This ithe converts a tale of Margret Marcus a Jewish girl growing up in the shadows of War World Two. While she hears about the horrors going on in Europe, her fascination  is with the Arabs. She gets upset at the formation of Israel and decides to convert to Islam. She has also spent time in mental wards.

Mawlana Abul Ala Mawdudi a man known for his staunch support of political Islam became her guardian when so moved to Pakistan. While in Pakistan Margret Marcus who became Maryam jamaleh upon her conversion to Islam, wrote a number of book supporting militant Islam and condemning the West. She was very influential in some circles in Lahore.

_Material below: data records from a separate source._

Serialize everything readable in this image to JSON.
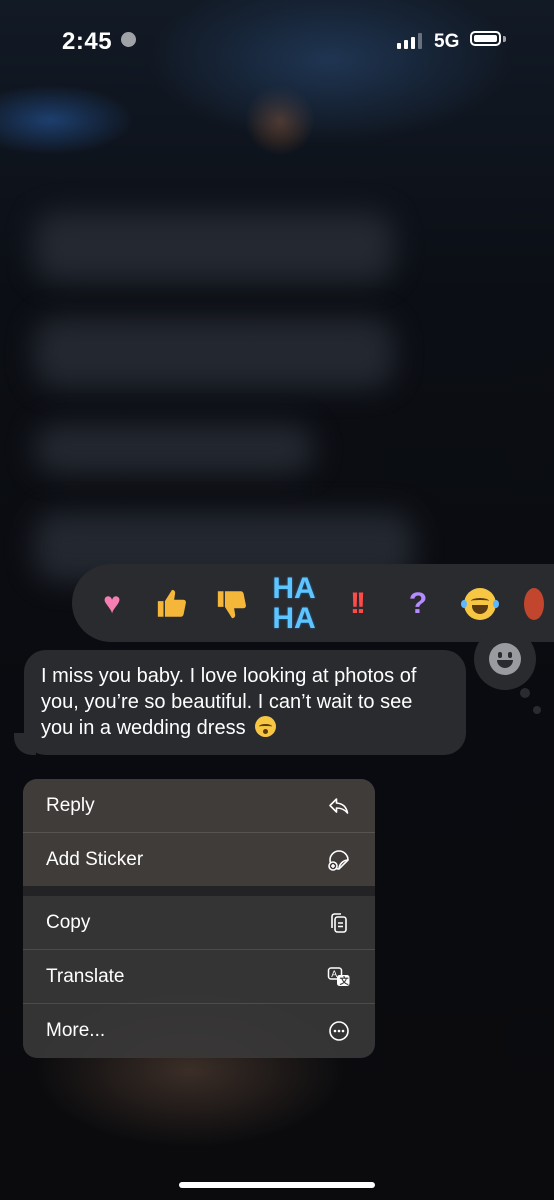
{
  "status_bar": {
    "time": "2:45",
    "network": "5G"
  },
  "tapbacks": [
    {
      "icon": "heart-reaction-icon"
    },
    {
      "icon": "thumbs-up-reaction-icon"
    },
    {
      "icon": "thumbs-down-reaction-icon"
    },
    {
      "icon": "haha-reaction-icon",
      "text_top": "HA",
      "text_bottom": "HA"
    },
    {
      "icon": "exclamation-reaction-icon"
    },
    {
      "icon": "question-reaction-icon"
    },
    {
      "icon": "laughing-emoji-reaction-icon"
    }
  ],
  "message": {
    "text": "I miss you baby. I love looking at photos of you, you’re so beautiful. I can’t wait to see you in a wedding dress",
    "trailing_emoji": "face-exhaling-emoji"
  },
  "menu": {
    "reply": "Reply",
    "add_sticker": "Add Sticker",
    "copy": "Copy",
    "translate": "Translate",
    "more": "More..."
  }
}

However it was not all smiles and writing in Pakistan. Before she had left the United States she had spent time in a mental hospital with Schizophrenia. She states in her letter that her decision to come to Islam is one of the sanest she has made in her life but one wonders. Then she ends up in a notorious madhouse in Lahore.

One gets the sense of reading this of how much of her thinking is muddled by her mental state and how much she really believes. Then again she was probably freer in Pakistan than she would have been in the US. In Pakistan she was able to marry and have kids and have her sister wife take care of her kids leaving her to write and so what ever else she wanted. while if she had stayed in the US she would probably ended up a ward of the state in a hospital somewhere.

Ever since 9/11 it has been a zero sum game for Islam and the West. If one wins the other loses. It was fascinating to trace back this ideology on the Muslim side to a specific political group and how they in a way took Maryam in and used her to showcase just how degraded the West really was.

Here was a perfect example of how when one followed the west your parents could kick you out, get rid of you or drop you off at the local state hospital while you traveled the world. While in Islam once you had a child you are responsible for it forever. That was the thinking anyway. It seemed it was to their own best advantage to use her to their political ends.

I found this book fascinating. The whole thing seemed unreal. Even the author admits all this was hard to imagine until she went to Lahore. First when she read the letters in New York public Libary it seemed that Maryam had finally found a place she could call home. That it was not rife with the strife that afflicted her with her parents in the US. However when the author went to Lahore she found something unsettling. From her old foster family saying that what she wrote home to her parents is not exactly what transpired in Pakistan. That she was guilty of a multitude of sins. When the author finally reached her for an interview she found a woman who acted complete different than what her letters portrayed. I felt that the author was being a little harsh in her judgment of Maryam. But who am I to say? I wasn’t there. Where the author gets to this point in the book I felt that it starts to fall apart. It as if the author let her emptions color what she wrote and we only get a nuanced version of the “real” Maryam. With sayings such as “I could not wait to leave the room” we are getting the author’s emotions instead of what the story was supposed to be focused on.

The rest of the book is tightly written and a fascinating look at Maryam life as a political Islamist. Pick this book up if you want to know why someone would trade a middle class existence to a Life under a veil in poverty struck Pakistan.

four-stars